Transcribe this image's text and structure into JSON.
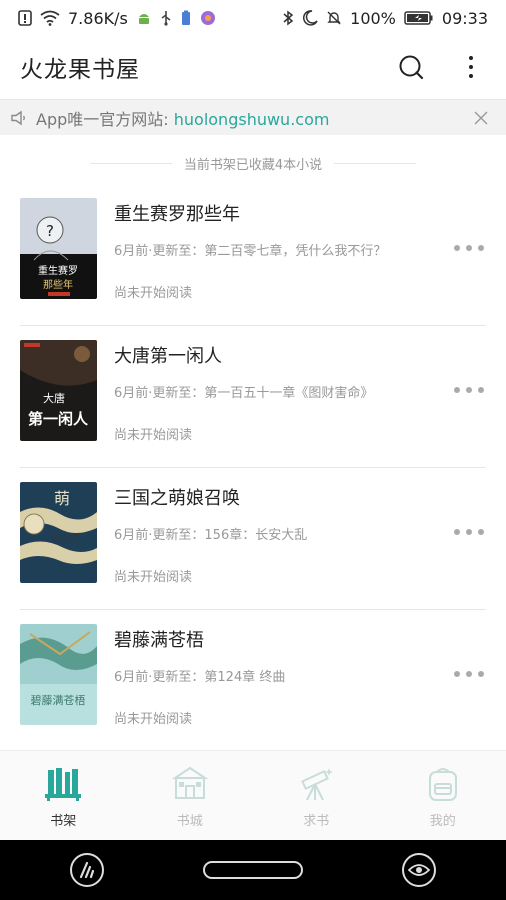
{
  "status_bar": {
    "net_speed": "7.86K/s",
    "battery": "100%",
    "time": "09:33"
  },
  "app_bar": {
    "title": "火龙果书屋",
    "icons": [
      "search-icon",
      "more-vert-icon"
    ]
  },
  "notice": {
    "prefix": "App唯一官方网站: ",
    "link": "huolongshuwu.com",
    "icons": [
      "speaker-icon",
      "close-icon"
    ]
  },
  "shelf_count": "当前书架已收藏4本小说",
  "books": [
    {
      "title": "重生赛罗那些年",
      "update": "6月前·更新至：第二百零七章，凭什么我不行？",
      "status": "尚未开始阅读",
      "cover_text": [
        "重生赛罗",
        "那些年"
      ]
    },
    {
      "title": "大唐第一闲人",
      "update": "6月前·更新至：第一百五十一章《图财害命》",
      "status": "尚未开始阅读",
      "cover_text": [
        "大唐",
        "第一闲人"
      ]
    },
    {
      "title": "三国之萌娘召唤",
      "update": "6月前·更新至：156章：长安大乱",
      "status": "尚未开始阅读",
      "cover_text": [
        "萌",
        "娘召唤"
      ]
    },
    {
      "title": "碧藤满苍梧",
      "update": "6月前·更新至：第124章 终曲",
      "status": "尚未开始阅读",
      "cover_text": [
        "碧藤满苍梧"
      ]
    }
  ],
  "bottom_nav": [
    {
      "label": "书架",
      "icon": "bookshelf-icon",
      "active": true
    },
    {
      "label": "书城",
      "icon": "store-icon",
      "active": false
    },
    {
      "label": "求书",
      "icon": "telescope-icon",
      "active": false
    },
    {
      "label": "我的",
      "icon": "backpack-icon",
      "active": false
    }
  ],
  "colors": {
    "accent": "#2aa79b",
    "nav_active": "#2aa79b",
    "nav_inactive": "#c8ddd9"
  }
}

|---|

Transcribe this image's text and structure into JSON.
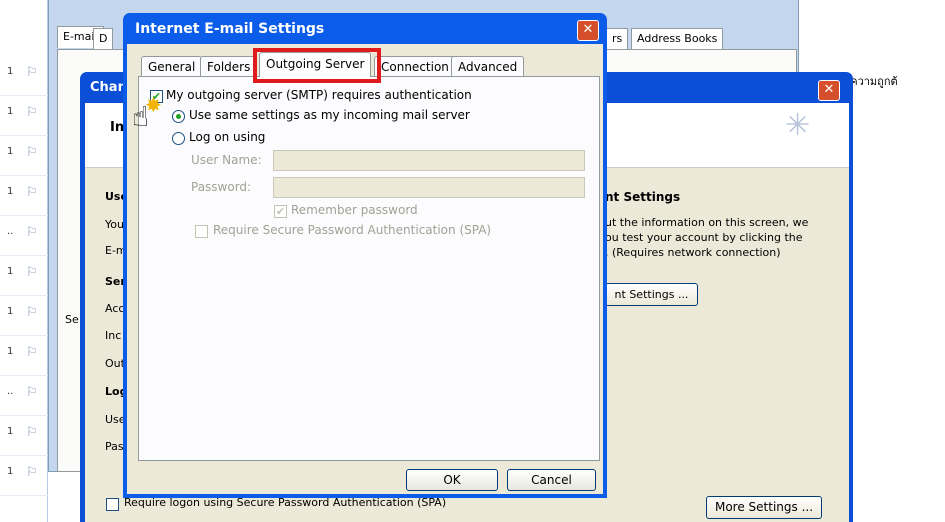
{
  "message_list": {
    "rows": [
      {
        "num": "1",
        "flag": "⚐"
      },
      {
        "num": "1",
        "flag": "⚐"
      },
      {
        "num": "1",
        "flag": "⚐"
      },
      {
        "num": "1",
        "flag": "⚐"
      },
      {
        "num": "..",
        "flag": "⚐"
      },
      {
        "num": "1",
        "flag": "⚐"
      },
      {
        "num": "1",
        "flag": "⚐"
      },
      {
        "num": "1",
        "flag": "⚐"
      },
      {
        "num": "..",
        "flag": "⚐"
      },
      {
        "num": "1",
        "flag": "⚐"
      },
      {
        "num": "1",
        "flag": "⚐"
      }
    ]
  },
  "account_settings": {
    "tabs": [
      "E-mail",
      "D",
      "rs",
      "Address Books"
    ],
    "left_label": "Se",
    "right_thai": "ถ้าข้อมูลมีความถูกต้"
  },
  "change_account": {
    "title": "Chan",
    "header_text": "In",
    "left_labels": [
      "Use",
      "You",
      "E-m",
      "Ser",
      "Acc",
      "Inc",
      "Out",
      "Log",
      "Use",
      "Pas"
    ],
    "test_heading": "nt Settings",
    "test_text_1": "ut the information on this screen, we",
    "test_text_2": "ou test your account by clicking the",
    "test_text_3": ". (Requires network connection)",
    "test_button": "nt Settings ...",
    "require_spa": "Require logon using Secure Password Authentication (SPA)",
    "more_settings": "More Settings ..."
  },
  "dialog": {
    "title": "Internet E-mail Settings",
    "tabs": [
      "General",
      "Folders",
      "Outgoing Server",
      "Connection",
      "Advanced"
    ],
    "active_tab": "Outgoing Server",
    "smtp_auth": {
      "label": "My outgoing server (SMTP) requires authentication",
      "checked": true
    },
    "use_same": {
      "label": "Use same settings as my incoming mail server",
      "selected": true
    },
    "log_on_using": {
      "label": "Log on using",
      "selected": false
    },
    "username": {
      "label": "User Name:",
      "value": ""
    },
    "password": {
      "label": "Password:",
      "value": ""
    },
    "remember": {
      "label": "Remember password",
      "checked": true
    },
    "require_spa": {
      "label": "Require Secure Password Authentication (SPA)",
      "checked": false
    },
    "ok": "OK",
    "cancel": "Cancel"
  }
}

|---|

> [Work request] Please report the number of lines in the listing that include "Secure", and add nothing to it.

> [Result below] 2